Exercise
Give back every record exactly.

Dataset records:
────────────────────────────────────────
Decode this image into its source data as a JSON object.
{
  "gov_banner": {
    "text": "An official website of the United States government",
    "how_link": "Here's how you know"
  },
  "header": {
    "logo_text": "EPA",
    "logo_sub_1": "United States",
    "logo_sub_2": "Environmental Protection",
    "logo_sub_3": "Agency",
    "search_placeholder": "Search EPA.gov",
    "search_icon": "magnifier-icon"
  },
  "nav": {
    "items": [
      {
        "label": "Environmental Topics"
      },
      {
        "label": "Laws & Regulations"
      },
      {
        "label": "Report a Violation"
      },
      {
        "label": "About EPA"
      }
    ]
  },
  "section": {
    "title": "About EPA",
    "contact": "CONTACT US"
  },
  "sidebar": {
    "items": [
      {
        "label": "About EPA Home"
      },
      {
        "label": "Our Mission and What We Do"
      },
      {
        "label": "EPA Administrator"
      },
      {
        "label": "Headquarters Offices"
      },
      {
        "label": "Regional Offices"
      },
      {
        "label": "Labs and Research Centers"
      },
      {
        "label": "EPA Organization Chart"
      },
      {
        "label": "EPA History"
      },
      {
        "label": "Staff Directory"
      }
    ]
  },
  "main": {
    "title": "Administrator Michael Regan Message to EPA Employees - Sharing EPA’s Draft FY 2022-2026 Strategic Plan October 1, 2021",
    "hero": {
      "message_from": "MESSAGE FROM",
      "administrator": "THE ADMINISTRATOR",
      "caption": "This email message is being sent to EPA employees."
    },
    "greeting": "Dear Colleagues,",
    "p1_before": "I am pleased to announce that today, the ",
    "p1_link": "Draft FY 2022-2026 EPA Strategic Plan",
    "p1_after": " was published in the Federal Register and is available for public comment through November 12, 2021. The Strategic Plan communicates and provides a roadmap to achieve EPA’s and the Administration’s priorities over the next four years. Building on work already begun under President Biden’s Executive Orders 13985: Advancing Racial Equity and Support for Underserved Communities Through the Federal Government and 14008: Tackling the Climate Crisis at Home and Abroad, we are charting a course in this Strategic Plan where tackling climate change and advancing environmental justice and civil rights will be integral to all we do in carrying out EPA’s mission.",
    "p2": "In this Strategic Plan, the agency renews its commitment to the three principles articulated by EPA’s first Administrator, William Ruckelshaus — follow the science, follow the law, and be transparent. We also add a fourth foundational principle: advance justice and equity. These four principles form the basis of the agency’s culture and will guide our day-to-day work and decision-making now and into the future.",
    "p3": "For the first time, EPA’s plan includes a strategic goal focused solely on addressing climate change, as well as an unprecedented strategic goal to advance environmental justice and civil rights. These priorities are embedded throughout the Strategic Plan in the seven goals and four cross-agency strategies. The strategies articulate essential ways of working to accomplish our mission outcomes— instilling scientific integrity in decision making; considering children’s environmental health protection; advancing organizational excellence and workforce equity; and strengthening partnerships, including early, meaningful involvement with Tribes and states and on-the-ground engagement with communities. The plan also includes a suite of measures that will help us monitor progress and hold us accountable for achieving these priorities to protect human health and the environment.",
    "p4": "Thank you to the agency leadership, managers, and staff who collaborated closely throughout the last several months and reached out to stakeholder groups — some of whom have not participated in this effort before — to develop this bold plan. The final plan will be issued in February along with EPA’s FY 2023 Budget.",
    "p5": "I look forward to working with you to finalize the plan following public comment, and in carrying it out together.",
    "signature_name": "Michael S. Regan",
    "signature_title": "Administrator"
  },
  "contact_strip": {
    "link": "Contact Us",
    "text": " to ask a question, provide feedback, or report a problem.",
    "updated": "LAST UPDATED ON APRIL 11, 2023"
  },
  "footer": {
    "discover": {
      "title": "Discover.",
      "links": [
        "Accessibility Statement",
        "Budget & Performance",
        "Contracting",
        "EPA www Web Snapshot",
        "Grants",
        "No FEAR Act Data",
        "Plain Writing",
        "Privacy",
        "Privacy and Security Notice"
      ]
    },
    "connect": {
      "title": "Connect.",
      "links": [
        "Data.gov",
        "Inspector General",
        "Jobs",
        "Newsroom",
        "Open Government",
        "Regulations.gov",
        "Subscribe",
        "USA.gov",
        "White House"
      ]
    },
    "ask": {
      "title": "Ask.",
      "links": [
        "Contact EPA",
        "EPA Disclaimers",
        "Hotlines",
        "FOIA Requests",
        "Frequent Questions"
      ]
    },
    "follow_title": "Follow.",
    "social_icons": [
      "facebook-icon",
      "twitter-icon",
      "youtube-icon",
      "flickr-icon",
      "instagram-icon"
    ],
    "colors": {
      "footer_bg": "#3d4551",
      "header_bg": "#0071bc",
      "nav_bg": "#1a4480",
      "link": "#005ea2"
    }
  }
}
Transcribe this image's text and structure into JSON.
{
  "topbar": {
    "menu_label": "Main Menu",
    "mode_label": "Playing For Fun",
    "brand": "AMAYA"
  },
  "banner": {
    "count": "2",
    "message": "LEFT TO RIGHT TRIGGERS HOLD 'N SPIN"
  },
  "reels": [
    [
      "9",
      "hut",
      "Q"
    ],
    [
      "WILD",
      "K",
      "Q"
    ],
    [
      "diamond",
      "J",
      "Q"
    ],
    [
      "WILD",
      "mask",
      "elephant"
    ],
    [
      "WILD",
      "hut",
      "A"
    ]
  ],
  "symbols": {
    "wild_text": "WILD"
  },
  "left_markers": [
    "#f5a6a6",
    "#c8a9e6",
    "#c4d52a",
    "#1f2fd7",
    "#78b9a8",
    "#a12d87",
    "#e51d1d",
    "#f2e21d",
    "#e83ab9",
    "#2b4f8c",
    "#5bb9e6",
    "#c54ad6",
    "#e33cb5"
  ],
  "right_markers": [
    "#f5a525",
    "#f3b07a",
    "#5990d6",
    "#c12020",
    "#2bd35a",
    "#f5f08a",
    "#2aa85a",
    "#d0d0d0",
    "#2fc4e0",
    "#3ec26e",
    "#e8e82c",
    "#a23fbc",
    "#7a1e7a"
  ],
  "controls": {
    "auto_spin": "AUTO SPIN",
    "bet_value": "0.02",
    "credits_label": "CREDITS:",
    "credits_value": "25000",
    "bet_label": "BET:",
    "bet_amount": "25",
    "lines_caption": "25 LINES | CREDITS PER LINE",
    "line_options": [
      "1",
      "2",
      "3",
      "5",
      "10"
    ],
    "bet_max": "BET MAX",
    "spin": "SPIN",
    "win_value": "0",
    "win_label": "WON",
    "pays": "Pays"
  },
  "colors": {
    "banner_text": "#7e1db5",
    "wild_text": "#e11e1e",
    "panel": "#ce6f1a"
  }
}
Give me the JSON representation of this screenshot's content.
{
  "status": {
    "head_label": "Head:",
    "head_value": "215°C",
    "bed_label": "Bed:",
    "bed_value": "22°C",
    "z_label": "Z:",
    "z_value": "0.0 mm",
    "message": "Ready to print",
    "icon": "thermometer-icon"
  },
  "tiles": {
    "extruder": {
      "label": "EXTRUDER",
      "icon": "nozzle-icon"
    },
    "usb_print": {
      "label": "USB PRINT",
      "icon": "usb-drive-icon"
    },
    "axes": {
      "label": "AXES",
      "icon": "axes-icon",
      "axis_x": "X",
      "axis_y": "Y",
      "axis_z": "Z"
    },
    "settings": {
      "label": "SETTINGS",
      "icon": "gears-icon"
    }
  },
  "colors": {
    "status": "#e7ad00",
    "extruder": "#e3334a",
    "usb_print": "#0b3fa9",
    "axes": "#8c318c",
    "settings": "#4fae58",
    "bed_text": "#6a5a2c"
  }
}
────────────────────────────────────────
Response box
Decode this image into its source data as a JSON object.
{
  "gov_banner": {
    "text": "An official website of the United States government",
    "how_link": "Here's how you know"
  },
  "header": {
    "logo_text": "EPA",
    "logo_sub_1": "United States",
    "logo_sub_2": "Environmental Protection",
    "logo_sub_3": "Agency",
    "search_placeholder": "Search EPA.gov",
    "search_icon": "magnifier-icon"
  },
  "nav": {
    "items": [
      {
        "label": "Environmental Topics"
      },
      {
        "label": "Laws & Regulations"
      },
      {
        "label": "Report a Violation"
      },
      {
        "label": "About EPA"
      }
    ]
  },
  "section": {
    "title": "About EPA",
    "contact": "CONTACT US"
  },
  "sidebar": {
    "items": [
      {
        "label": "About EPA Home"
      },
      {
        "label": "Our Mission and What We Do"
      },
      {
        "label": "EPA Administrator"
      },
      {
        "label": "Headquarters Offices"
      },
      {
        "label": "Regional Offices"
      },
      {
        "label": "Labs and Research Centers"
      },
      {
        "label": "EPA Organization Chart"
      },
      {
        "label": "EPA History"
      },
      {
        "label": "Staff Directory"
      }
    ]
  },
  "main": {
    "title": "Administrator Michael Regan Message to EPA Employees - Sharing EPA’s Draft FY 2022-2026 Strategic Plan October 1, 2021",
    "hero": {
      "message_from": "MESSAGE FROM",
      "administrator": "THE ADMINISTRATOR",
      "caption": "This email message is being sent to EPA employees."
    },
    "greeting": "Dear Colleagues,",
    "p1_before": "I am pleased to announce that today, the ",
    "p1_link": "Draft FY 2022-2026 EPA Strategic Plan",
    "p1_after": " was published in the Federal Register and is available for public comment through November 12, 2021. The Strategic Plan communicates and provides a roadmap to achieve EPA’s and the Administration’s priorities over the next four years. Building on work already begun under President Biden’s Executive Orders 13985: Advancing Racial Equity and Support for Underserved Communities Through the Federal Government and 14008: Tackling the Climate Crisis at Home and Abroad, we are charting a course in this Strategic Plan where tackling climate change and advancing environmental justice and civil rights will be integral to all we do in carrying out EPA’s mission.",
    "p2": "In this Strategic Plan, the agency renews its commitment to the three principles articulated by EPA’s first Administrator, William Ruckelshaus — follow the science, follow the law, and be transparent. We also add a fourth foundational principle: advance justice and equity. These four principles form the basis of the agency’s culture and will guide our day-to-day work and decision-making now and into the future.",
    "p3": "For the first time, EPA’s plan includes a strategic goal focused solely on addressing climate change, as well as an unprecedented strategic goal to advance environmental justice and civil rights. These priorities are embedded throughout the Strategic Plan in the seven goals and four cross-agency strategies. The strategies articulate essential ways of working to accomplish our mission outcomes— instilling scientific integrity in decision making; considering children’s environmental health protection; advancing organizational excellence and workforce equity; and strengthening partnerships, including early, meaningful involvement with Tribes and states and on-the-ground engagement with communities. The plan also includes a suite of measures that will help us monitor progress and hold us accountable for achieving these priorities to protect human health and the environment.",
    "p4": "Thank you to the agency leadership, managers, and staff who collaborated closely throughout the last several months and reached out to stakeholder groups — some of whom have not participated in this effort before — to develop this bold plan. The final plan will be issued in February along with EPA’s FY 2023 Budget.",
    "p5": "I look forward to working with you to finalize the plan following public comment, and in carrying it out together.",
    "signature_name": "Michael S. Regan",
    "signature_title": "Administrator"
  },
  "contact_strip": {
    "link": "Contact Us",
    "text": " to ask a question, provide feedback, or report a problem.",
    "updated": "LAST UPDATED ON APRIL 11, 2023"
  },
  "footer": {
    "discover": {
      "title": "Discover.",
      "links": [
        "Accessibility Statement",
        "Budget & Performance",
        "Contracting",
        "EPA www Web Snapshot",
        "Grants",
        "No FEAR Act Data",
        "Plain Writing",
        "Privacy",
        "Privacy and Security Notice"
      ]
    },
    "connect": {
      "title": "Connect.",
      "links": [
        "Data.gov",
        "Inspector General",
        "Jobs",
        "Newsroom",
        "Open Government",
        "Regulations.gov",
        "Subscribe",
        "USA.gov",
        "White House"
      ]
    },
    "ask": {
      "title": "Ask.",
      "links": [
        "Contact EPA",
        "EPA Disclaimers",
        "Hotlines",
        "FOIA Requests",
        "Frequent Questions"
      ]
    },
    "follow_title": "Follow.",
    "social_icons": [
      "facebook-icon",
      "twitter-icon",
      "youtube-icon",
      "flickr-icon",
      "instagram-icon"
    ],
    "colors": {
      "footer_bg": "#3d4551",
      "header_bg": "#0071bc",
      "nav_bg": "#1a4480",
      "link": "#005ea2"
    }
  }
}
Transcribe this image's text and structure into JSON.
{
  "topbar": {
    "menu_label": "Main Menu",
    "mode_label": "Playing For Fun",
    "brand": "AMAYA"
  },
  "banner": {
    "count": "2",
    "message": "LEFT TO RIGHT TRIGGERS HOLD 'N SPIN"
  },
  "reels": [
    [
      "9",
      "hut",
      "Q"
    ],
    [
      "WILD",
      "K",
      "Q"
    ],
    [
      "diamond",
      "J",
      "Q"
    ],
    [
      "WILD",
      "mask",
      "elephant"
    ],
    [
      "WILD",
      "hut",
      "A"
    ]
  ],
  "symbols": {
    "wild_text": "WILD"
  },
  "left_markers": [
    "#f5a6a6",
    "#c8a9e6",
    "#c4d52a",
    "#1f2fd7",
    "#78b9a8",
    "#a12d87",
    "#e51d1d",
    "#f2e21d",
    "#e83ab9",
    "#2b4f8c",
    "#5bb9e6",
    "#c54ad6",
    "#e33cb5"
  ],
  "right_markers": [
    "#f5a525",
    "#f3b07a",
    "#5990d6",
    "#c12020",
    "#2bd35a",
    "#f5f08a",
    "#2aa85a",
    "#d0d0d0",
    "#2fc4e0",
    "#3ec26e",
    "#e8e82c",
    "#a23fbc",
    "#7a1e7a"
  ],
  "controls": {
    "auto_spin": "AUTO SPIN",
    "bet_value": "0.02",
    "credits_label": "CREDITS:",
    "credits_value": "25000",
    "bet_label": "BET:",
    "bet_amount": "25",
    "lines_caption": "25 LINES | CREDITS PER LINE",
    "line_options": [
      "1",
      "2",
      "3",
      "5",
      "10"
    ],
    "bet_max": "BET MAX",
    "spin": "SPIN",
    "win_value": "0",
    "win_label": "WON",
    "pays": "Pays"
  },
  "colors": {
    "banner_text": "#7e1db5",
    "wild_text": "#e11e1e",
    "panel": "#ce6f1a"
  }
}
Give me the JSON representation of this screenshot's content.
{
  "status": {
    "head_label": "Head:",
    "head_value": "215°C",
    "bed_label": "Bed:",
    "bed_value": "22°C",
    "z_label": "Z:",
    "z_value": "0.0 mm",
    "message": "Ready to print",
    "icon": "thermometer-icon"
  },
  "tiles": {
    "extruder": {
      "label": "EXTRUDER",
      "icon": "nozzle-icon"
    },
    "usb_print": {
      "label": "USB PRINT",
      "icon": "usb-drive-icon"
    },
    "axes": {
      "label": "AXES",
      "icon": "axes-icon",
      "axis_x": "X",
      "axis_y": "Y",
      "axis_z": "Z"
    },
    "settings": {
      "label": "SETTINGS",
      "icon": "gears-icon"
    }
  },
  "colors": {
    "status": "#e7ad00",
    "extruder": "#e3334a",
    "usb_print": "#0b3fa9",
    "axes": "#8c318c",
    "settings": "#4fae58",
    "bed_text": "#6a5a2c"
  }
}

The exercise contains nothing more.